Vermont Law School could try to respond by offering even more scholarship, but its competitors have deeper pockets, and can outspend Vermont until it runs out of room to maneuver. Escalating a price war that Vermont will surely lose would be foolish. Degrading the quality of its education by relying on more lecturers and adjuncts risks causing a death spiral in which quality, enrollments, reputation, and revenue per student all continue to drop.
To be successful and sustainable in the long run, Vermont may need to find a way to attract students--not just from Vermont, but from across the region--other than offering a cut-rate price. Rather than compete on price, Vermont should find a better way to reach out to those students who are most likely to find Vermont's offerings appealing.

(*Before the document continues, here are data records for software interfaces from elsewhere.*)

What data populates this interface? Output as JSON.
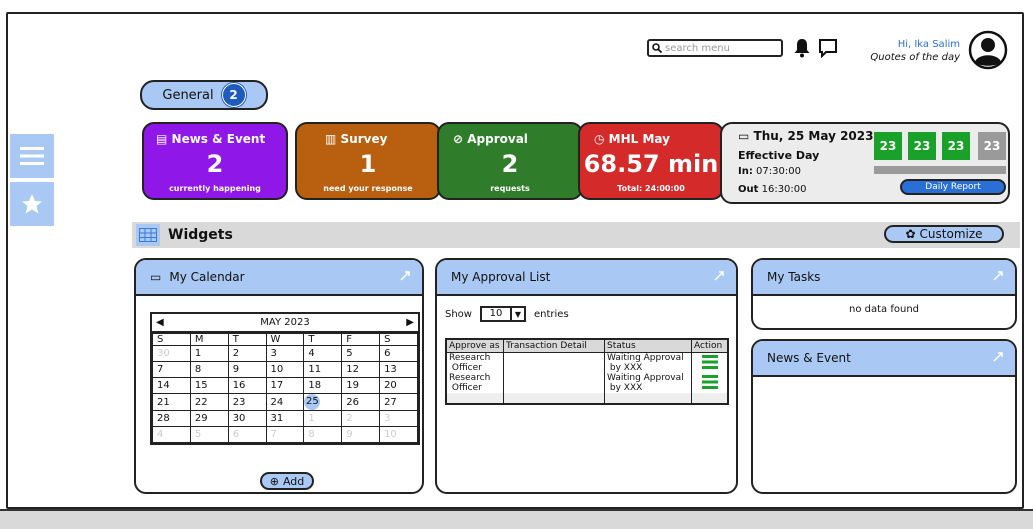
{
  "header": {
    "search_placeholder": "search menu",
    "greeting": "Hi, Ika Salim",
    "quote_link": "Quotes of the day"
  },
  "tabs": {
    "general_label": "General",
    "general_count": "2"
  },
  "cards": {
    "news": {
      "title": "News & Event",
      "value": "2",
      "sub": "currently happening",
      "color": "#8f17e8"
    },
    "survey": {
      "title": "Survey",
      "value": "1",
      "sub": "need your response",
      "color": "#b8600f"
    },
    "approval": {
      "title": "Approval",
      "value": "2",
      "sub": "requests",
      "color": "#2f7d2a"
    },
    "mhl": {
      "title": "MHL May",
      "value": "68.57 min",
      "sub": "Total: 24:00:00",
      "color": "#d42a2a"
    }
  },
  "day": {
    "date": "Thu, 25 May 2023",
    "label": "Effective Day",
    "in_label": "In:",
    "in_time": "07:30:00",
    "out_label": "Out",
    "out_time": "16:30:00",
    "boxes": [
      "23",
      "23",
      "23",
      "23"
    ],
    "report_button": "Daily Report"
  },
  "widgets": {
    "title": "Widgets",
    "customize": "Customize"
  },
  "calendar": {
    "title": "My Calendar",
    "month": "MAY 2023",
    "days": [
      "S",
      "M",
      "T",
      "W",
      "T",
      "F",
      "S"
    ],
    "weeks": [
      [
        "30",
        "1",
        "2",
        "3",
        "4",
        "5",
        "6"
      ],
      [
        "7",
        "8",
        "9",
        "10",
        "11",
        "12",
        "13"
      ],
      [
        "14",
        "15",
        "16",
        "17",
        "18",
        "19",
        "20"
      ],
      [
        "21",
        "22",
        "23",
        "24",
        "25",
        "26",
        "27"
      ],
      [
        "28",
        "29",
        "30",
        "31",
        "1",
        "2",
        "3"
      ],
      [
        "4",
        "5",
        "6",
        "7",
        "8",
        "9",
        "10"
      ]
    ],
    "selected": "25",
    "add_label": "Add"
  },
  "approval_list": {
    "title": "My Approval List",
    "show_label": "Show",
    "entries_value": "10",
    "entries_label": "entries",
    "columns": [
      "Approve as",
      "Transaction Detail",
      "Status",
      "Action"
    ],
    "rows": [
      {
        "approve_as_1": "Research",
        "approve_as_2": "Officer",
        "detail": "",
        "status_1": "Waiting Approval",
        "status_2": "by XXX"
      },
      {
        "approve_as_1": "Research",
        "approve_as_2": "Officer",
        "detail": "",
        "status_1": "Waiting Approval",
        "status_2": "by XXX"
      }
    ]
  },
  "tasks": {
    "title": "My Tasks",
    "empty": "no data found"
  },
  "news_widget": {
    "title": "News & Event"
  }
}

July 18, 2018
New York Times contributors get an unpleasant surprise when they try to write about higher education without bashing it (Michael Simkovic)

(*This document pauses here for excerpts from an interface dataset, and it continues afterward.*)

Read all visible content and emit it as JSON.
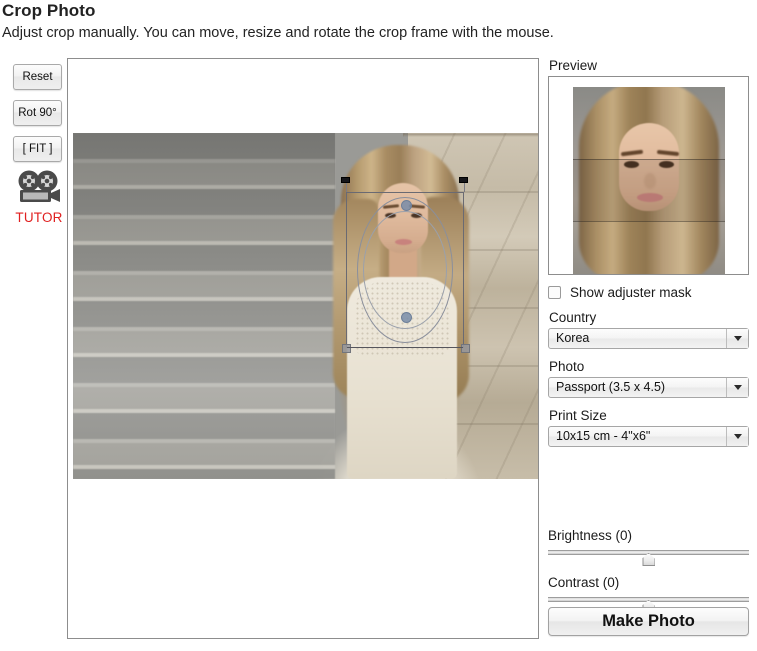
{
  "header": {
    "title": "Crop Photo",
    "subtitle": "Adjust crop manually. You can move, resize and rotate the crop frame with the mouse."
  },
  "toolbar": {
    "reset_label": "Reset",
    "rotate_label": "Rot 90°",
    "fit_label": "[ FIT ]",
    "tutor_label": "TUTOR",
    "tutor_icon": "movie-camera-icon",
    "tutor_color": "#e02020"
  },
  "editor": {
    "crop_frame_name": "crop-frame",
    "handles": [
      "top-left",
      "top-right",
      "bottom-left",
      "bottom-right",
      "top-center-rotate",
      "bottom-center-rotate"
    ]
  },
  "preview": {
    "label": "Preview",
    "mask_checkbox_label": "Show adjuster mask",
    "mask_checked": false
  },
  "fields": {
    "country": {
      "label": "Country",
      "value": "Korea"
    },
    "photo": {
      "label": "Photo",
      "value": "Passport (3.5 x 4.5)"
    },
    "print_size": {
      "label": "Print Size",
      "value": "10x15 cm - 4\"x6\""
    }
  },
  "adjust": {
    "brightness_label": "Brightness (0)",
    "brightness_value": 0,
    "contrast_label": "Contrast (0)",
    "contrast_value": 0
  },
  "actions": {
    "make_photo_label": "Make Photo"
  }
}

Ellen Shell, a journalism professor at Boston University, recently wrote an article for the New York Times arguing that while higher education confers vitally important advantages in the labor market, education alone is not enough to overcome the disadvantages of childhood poverty and to promote greater equality. The purpose of Shell’s article was apparently to advocate for more comprehensive efforts to overcome poverty, above and beyond greater investment in higher education.
In the hands of editors at the New York Times, the title of Professor Shell’s Op Ed became "College May Not Be Worth It Anymore."

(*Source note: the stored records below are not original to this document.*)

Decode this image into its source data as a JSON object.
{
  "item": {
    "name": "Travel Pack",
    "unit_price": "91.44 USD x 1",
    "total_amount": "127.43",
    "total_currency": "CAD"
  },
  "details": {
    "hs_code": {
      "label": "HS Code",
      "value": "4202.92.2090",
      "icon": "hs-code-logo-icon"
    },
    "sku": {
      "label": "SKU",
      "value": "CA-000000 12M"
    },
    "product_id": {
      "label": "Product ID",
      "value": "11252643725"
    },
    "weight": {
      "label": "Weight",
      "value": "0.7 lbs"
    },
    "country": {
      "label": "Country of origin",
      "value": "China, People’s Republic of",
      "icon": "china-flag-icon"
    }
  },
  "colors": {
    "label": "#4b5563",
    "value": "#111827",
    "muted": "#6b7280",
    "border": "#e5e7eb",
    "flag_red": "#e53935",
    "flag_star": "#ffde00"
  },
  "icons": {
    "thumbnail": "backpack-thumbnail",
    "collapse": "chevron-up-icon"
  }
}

Several readers who contacted me about this article assumed that Professor Shell was an elitist who believed that the poor did not deserve to be as well educated as her own children. Apparently so did the author of the study she cited. He says that to the extent that Professor Shell may have intended to downplay the benefits of education to poor children, she misunderstood his work.
I contacted Professor Shell to ask about the discrepancy between the contents of her article and its title, and whether New York Times editors had changed her title.
She wrote back that she was surprised by the title, that it did not match the contents of her article, that it must have come from the editor, and that it did not endear her to the administration at her university.
I knew to ask Professor Shell before jumping to conclusions because I have also been surprised to find that New York Times editors attached inapposite, critical titles to my work. And I have repeatedly heard similar complaints from other professors who have written Op Eds for the New York Times and from sources who have been misquoted by the New York Times and had their professional reputations damaged as a result.
Most readers of newspapers assume that the writer listed in the byline of a newspaper article or Op Ed is responsible not only for the text of an article, essay or Op Ed, but also for the lead or title that appears at the top.
At the New York Times, that is not the case.
Editors choose the titles of Op Eds or articles. Because many readers only read the lead or title, and not the full article, this gives senior management at media companies an enormous amount of power. This power comes without public scrutiny, since usually only the name of the “author” (and not the editor) appears in the byline of the article.